Under the agricultural land component, funds are provided to eligible entities that can use ACEP funding to purchase agricultural land easements that protect the agricultural use and conservation values of eligible land.  Eligible lands for agricultural land component include cropland, rangeland, grassland, pastureland and nonindustrial private forest land. Application priority will be given to proposals preventing conversion of productive working lands to non-agricultural uses and maximizing the protection of land devoted to growing the nation’s food supply.
Under the wetland reserve component, funding is provided to landowners for the purchase of an easement and for restoration funds to restore and enhance wetlands, improving habitat for migratory birds and other wildlife. Lands that are eligible for a wetland reserve easement include farmed or converted wetlands that can be successfully and cost-effectively restored. Applications also will be prioritized based on the easement’s potential for protecting and enhancing habitat for migratory birds, fish and other wildlife.
The deadline for application is June 6 for fiscal year 2014 funding. More information can be obtained at your local USDA Service Center or at

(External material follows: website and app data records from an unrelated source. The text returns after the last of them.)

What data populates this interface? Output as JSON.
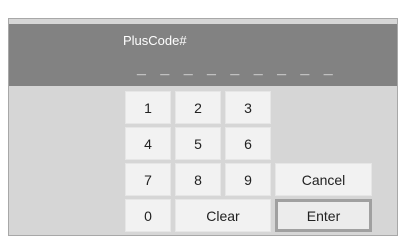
{
  "dialog": {
    "title": "PlusCode#",
    "entry_mask": "_ _ _ _ _ _ _ _ _"
  },
  "keypad": {
    "k1": "1",
    "k2": "2",
    "k3": "3",
    "k4": "4",
    "k5": "5",
    "k6": "6",
    "k7": "7",
    "k8": "8",
    "k9": "9",
    "k0": "0",
    "clear": "Clear",
    "cancel": "Cancel",
    "enter": "Enter"
  }
}
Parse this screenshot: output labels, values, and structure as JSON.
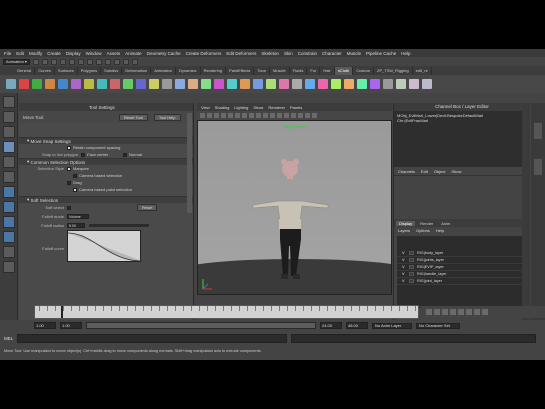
{
  "menubar": [
    "File",
    "Edit",
    "Modify",
    "Create",
    "Display",
    "Window",
    "Assets",
    "Animate",
    "Geometry Cache",
    "Create Deformers",
    "Edit Deformers",
    "Skeleton",
    "Skin",
    "Constrain",
    "Character",
    "Muscle",
    "Pipeline Cache",
    "Help"
  ],
  "status": {
    "mode": "Animation"
  },
  "shelf_tabs": [
    "General",
    "Curves",
    "Surfaces",
    "Polygons",
    "Subdivs",
    "Deformation",
    "Animation",
    "Dynamics",
    "Rendering",
    "PaintEffects",
    "Toon",
    "Muscle",
    "Fluids",
    "Fur",
    "Hair",
    "nCloth",
    "Custom",
    "ZP_TSM_Rigging",
    "edit_re"
  ],
  "active_shelf_tab": "nCloth",
  "tool_settings": {
    "title": "Tool Settings",
    "tool_name": "Move Tool",
    "reset_button": "Reset Tool",
    "help_button": "Tool Help",
    "snap_frame": "Move Snap Settings",
    "retain_spacing": "Retain component spacing",
    "snap_live": "Snap to live polygon",
    "face_center": "Face center",
    "normal": "Normal",
    "common_frame": "Common Selection Options",
    "selection_style": "Selection Style",
    "marquee": "Marquee",
    "camera_selection": "Camera based selection",
    "drag": "Drag",
    "camera_paint": "Camera based paint selection",
    "soft_frame": "Soft Selection",
    "soft_select": "Soft select",
    "reset_soft": "Reset",
    "falloff_mode": "Falloff mode",
    "falloff_value": "Volume",
    "falloff_radius": "Falloff radius",
    "radius_value": "5.00",
    "falloff_curve": "Falloff curve"
  },
  "viewport": {
    "menus": [
      "View",
      "Shading",
      "Lighting",
      "Show",
      "Renderer",
      "Panels"
    ],
    "camera_label": "Right Profile"
  },
  "channel_box": {
    "title": "Channel Box / Layer Editor",
    "text_lines": [
      "MObj_EvilMarl_Lower|Devil:BespokeDefaultMarl",
      "Chr:|EvilFrauMarl"
    ],
    "menus": [
      "Channels",
      "Edit",
      "Object",
      "Show"
    ],
    "layer_tabs": [
      "Display",
      "Render",
      "Anim"
    ],
    "layer_menus": [
      "Layers",
      "Options",
      "Help"
    ],
    "layers": [
      {
        "vis": "V",
        "name": "RIG|body_layer"
      },
      {
        "vis": "V",
        "name": "RIG|joints_layer"
      },
      {
        "vis": "V",
        "name": "RIG|EVIP_layer"
      },
      {
        "vis": "V",
        "name": "RIG|handle_layer"
      },
      {
        "vis": "V",
        "name": "RIG|joint_layer"
      }
    ]
  },
  "time": {
    "start": "1.00",
    "end": "24.00",
    "range_start": "1.00",
    "range_end": "48.00",
    "current": "1.00",
    "anim_layer": "No Anim Layer",
    "character_set": "No Character Set"
  },
  "command_line": {
    "label": "MEL"
  },
  "help_line": "Move Tool: Use manipulator to move object(s). Ctrl+middle-drag to move components along normals. Shift+drag manipulator axis to extrude components."
}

This is a perfect opportunity to use the Source Water Collaborative’s USDA toolkit (see step 3), to reach out to your NRCS State Conservationists office and/or attend a State Technical Committee meeting to learn more about implementation in individual states.  You may also want to use the Source Water Collaborative’s NACD toolkit to partner with conservation districts to encourage producer participation in priority areas for drinking water source protection.